Crafting New Materialist Research Frameworks for Collaborative Response
thesisposted on 15.05.2019 by Michelle McMullin
In order to distinguish essays and pre-prints from academic theses, we have a separate category. These are often much longer text based documents than a paper.

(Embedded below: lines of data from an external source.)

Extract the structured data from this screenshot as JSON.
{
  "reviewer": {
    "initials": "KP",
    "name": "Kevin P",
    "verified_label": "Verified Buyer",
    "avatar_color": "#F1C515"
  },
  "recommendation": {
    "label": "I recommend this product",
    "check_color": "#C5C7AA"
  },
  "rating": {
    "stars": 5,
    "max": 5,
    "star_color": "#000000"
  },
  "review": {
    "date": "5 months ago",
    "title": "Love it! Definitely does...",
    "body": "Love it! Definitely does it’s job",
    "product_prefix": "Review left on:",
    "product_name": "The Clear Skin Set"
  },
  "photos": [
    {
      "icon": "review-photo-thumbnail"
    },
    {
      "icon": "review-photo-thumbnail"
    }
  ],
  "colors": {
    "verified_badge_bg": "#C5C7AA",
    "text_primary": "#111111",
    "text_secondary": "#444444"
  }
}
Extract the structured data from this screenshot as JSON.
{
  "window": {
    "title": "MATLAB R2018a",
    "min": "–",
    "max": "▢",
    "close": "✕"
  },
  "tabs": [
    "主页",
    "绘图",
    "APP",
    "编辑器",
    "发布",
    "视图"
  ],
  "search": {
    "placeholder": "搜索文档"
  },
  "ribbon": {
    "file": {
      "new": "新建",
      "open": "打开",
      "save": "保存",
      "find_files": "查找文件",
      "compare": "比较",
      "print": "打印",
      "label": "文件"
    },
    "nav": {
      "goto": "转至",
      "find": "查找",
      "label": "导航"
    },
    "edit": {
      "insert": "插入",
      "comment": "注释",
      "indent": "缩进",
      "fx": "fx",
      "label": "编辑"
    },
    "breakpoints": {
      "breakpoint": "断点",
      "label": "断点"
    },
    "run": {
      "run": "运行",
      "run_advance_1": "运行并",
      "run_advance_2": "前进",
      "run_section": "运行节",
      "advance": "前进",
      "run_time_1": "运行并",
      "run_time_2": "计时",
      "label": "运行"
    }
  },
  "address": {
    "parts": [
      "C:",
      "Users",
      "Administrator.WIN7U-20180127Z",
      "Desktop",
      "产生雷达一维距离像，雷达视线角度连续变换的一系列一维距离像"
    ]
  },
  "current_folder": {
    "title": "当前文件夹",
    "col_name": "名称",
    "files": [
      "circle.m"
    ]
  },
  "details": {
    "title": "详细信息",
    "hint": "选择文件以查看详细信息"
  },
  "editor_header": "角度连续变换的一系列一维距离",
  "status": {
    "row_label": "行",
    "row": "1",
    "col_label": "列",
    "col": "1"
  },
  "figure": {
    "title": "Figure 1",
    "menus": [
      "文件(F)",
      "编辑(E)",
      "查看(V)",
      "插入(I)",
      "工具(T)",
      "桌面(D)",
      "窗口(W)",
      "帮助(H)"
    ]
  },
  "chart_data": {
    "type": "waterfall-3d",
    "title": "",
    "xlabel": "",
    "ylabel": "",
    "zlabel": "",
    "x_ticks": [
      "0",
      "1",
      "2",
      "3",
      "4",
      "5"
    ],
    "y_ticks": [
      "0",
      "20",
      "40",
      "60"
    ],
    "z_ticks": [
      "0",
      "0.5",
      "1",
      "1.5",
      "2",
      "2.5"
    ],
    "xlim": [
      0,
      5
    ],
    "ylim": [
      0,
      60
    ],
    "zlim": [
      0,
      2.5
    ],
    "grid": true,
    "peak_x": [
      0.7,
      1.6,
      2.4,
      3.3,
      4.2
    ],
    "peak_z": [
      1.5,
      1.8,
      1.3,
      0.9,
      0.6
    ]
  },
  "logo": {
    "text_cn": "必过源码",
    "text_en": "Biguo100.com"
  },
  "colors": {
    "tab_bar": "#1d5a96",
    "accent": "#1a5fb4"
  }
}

Complex socio-technical problems such as climate change and the opioid epidemic strain current conceptions of public problem solving. Practitioners, including technical communication researchers, need methods that address immediate needs while supporting sustained community and policy response. Drawing on new materialist theory, technical communication research methods, and participatory research design, I trace the 2015 outbreak of HIV in Scott County, Indiana, and the subsequent passage of syringe exchange legislation, to craft frameworks for collaborative research calibrated to the messiness of wicked problems. My study draws on analysis of publicly available documents related to the outbreak, and interviews with public health practitioners, and community activists in order to identify sensitizing metaphors, and map how different metaphors organize work. Mapping these differences, and the networks they create for policy-making, operational response and research makes visible the embedded work of technical communication. I hope my research will help scholars and practitioners work more closely and communicate more effectively with more interdisciplinary and diverse audiences, contributing to critical scholarship that builds better communities.